Credit: RGB.

Though these types of buildings are efficient, they are not always thought of as being expressive, as they must prioritize a tight building envelope over dramatic gestures. In this project, KPF challenges that stereotype, creating moments of articulation and artful materiality within the project’s relatively straightforward geometry.

Recessed, super-insulated windows add a sense of depth to façades and minimize thermal loss, while the buildings’ brick cladding itself becomes a canvas for expression. KPF designers created texture on the surface of each building by pulling bricks out from the wall plane and pushing them in to create contrast around windows and entrances.

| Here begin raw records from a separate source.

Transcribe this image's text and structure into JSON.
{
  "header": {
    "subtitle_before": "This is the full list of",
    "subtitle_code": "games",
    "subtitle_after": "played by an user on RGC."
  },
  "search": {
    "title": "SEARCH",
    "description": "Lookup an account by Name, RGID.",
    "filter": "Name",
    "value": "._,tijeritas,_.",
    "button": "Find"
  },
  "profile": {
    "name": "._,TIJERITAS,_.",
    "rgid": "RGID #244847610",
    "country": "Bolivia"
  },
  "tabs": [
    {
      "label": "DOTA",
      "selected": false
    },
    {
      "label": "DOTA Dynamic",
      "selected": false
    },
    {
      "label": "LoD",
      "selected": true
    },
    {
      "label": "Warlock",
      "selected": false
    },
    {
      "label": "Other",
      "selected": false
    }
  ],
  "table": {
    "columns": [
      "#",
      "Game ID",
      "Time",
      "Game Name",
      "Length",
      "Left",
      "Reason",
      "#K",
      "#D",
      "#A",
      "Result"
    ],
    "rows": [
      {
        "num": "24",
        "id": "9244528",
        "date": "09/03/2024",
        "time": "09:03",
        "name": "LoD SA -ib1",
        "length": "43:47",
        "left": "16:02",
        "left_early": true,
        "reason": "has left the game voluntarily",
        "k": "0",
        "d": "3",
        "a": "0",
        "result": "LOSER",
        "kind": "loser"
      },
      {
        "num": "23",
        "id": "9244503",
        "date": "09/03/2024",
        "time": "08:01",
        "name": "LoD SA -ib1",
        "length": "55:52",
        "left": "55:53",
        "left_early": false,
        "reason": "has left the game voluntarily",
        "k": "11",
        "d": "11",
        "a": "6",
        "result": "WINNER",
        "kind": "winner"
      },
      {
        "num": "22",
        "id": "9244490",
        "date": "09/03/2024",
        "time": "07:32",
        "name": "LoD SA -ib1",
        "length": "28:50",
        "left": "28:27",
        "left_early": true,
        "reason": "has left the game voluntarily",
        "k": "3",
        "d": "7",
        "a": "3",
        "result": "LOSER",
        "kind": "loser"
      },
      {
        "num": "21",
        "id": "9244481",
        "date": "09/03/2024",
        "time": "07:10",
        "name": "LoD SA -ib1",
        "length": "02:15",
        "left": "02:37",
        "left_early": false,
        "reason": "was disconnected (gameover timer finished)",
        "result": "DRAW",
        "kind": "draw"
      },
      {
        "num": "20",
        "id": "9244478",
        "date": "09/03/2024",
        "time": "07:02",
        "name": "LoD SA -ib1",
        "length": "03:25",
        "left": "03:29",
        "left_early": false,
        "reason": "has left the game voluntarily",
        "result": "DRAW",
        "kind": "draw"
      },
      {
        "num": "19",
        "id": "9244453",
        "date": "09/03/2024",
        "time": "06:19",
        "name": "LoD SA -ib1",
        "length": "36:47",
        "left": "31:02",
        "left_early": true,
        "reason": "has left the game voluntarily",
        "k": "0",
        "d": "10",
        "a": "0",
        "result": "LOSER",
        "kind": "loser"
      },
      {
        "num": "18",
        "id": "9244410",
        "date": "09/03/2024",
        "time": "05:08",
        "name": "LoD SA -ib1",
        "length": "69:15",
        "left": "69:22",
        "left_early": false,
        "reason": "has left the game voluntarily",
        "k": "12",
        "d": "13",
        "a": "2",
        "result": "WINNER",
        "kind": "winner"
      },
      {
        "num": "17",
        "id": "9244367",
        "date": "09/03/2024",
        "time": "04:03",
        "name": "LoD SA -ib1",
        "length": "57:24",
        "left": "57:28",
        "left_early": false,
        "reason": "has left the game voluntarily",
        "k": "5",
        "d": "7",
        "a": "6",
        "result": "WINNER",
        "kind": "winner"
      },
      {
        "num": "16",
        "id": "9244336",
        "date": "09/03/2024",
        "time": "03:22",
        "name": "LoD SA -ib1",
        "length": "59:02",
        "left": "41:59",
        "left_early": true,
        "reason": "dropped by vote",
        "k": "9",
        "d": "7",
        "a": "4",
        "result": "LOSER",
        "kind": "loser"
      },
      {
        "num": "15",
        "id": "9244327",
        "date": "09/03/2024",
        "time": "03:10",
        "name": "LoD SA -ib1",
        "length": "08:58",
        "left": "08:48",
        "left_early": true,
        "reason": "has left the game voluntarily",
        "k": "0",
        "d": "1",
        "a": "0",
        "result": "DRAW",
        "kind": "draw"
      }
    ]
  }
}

The result is a dynamic accent created from a material better known for its solidity.

Robust insulation ensures residents’ comfort with minimal heating and cooling.


Boston, MA, USA

Channelside, a 6.5-acre waterfront development in Boston, heals a decades-old tear in the city’s urban fabric and transforms what was once a flood-prone parking lot into a vibrant mixed-use community of laboratories, offices, retail experiences, and residences, including affordable and artist-dedicated units.

The three buildings that make up Channelside include a laboratory (LEED Platinum), an office building (LEED Gold), and residential building (LEED Gold), and are designed to reduce energy usage by 24–47% compared to 2020 code. KPF’s design lifted the development onto a berm, which gently rises to 6 feet above grade, protecting the site from floods and establishing new connections to the harbor.

The buildings feature a triple-layered curtain wall system—in which triple-paned IGUs are punctuated by brick and pre-cast concrete panels—that performs 10% better than Boston energy code. The staggered design integrates sunshades and conceals the scale of insulated aluminum piers and spandrels, which reduce the window-wall ratio, helping it achieve a more efficient thermal envelope.

The residential tower. Credit: dbox.

Windows across the Channelside development were optimized based on façade angle and building program to provide sweeping water views while limiting heat loss and solar glare. The residential and lab buildings, for example, have a lower window-to-wall ratio than the office tower.

Though Channelside will be home to researchers working at the cutting edge of scientific innovation, its scale and material palette of brick and metal is designed to blend harmoniously with the timeless character of nearby historic loft structures such as the Boston Wharf Company building.

105 Victoria Street

London, UK

Conceived of as a new destination for London’s West End, 105 Victoria Street is a mixed-use development that employs multiple innovative strategies to reduce whole life carbon. In this project, particular emphasis was paid to the façade as a zone of interaction between outdoor and indoor environments that could be harnessed for interior cooling and ventilation.

The entry to 105 Victoria Street. Credit: dbox.

The project’s façade is informed by its urban context; neighboring buildings shade the east and west of the structure, but to the south it is more exposed. KPF adopted passive design principles for the façade to manage solar gain and reduce embodied carbon while optimizing daylight access for occupants. Detailed thermal modelling was used to determine the ratio of solid wall to vision areas of each side, while projecting elements were optimized to reduce material use while maximizing shade.

KPF designed the façade of 105 Victoria Street in London to accommodate mixed-mode ventilation and free cooling. Heat recovery units recycle exhaust heat, reducing energy use.

A high-performance system of louvers and vents incorporated into the façade units allows for mixed-mode ventilation and free cooling. On every floor, plug and play modules above the windows for mechanical ventilation intake and exhaust are designed to be interchangeable, offering tenants maximum space-planning flexibility. Occupants also benefit from parallel opening vents for natural ventilation along the perimeter zone, which can be employed in the building’s nighttime cooling strategy.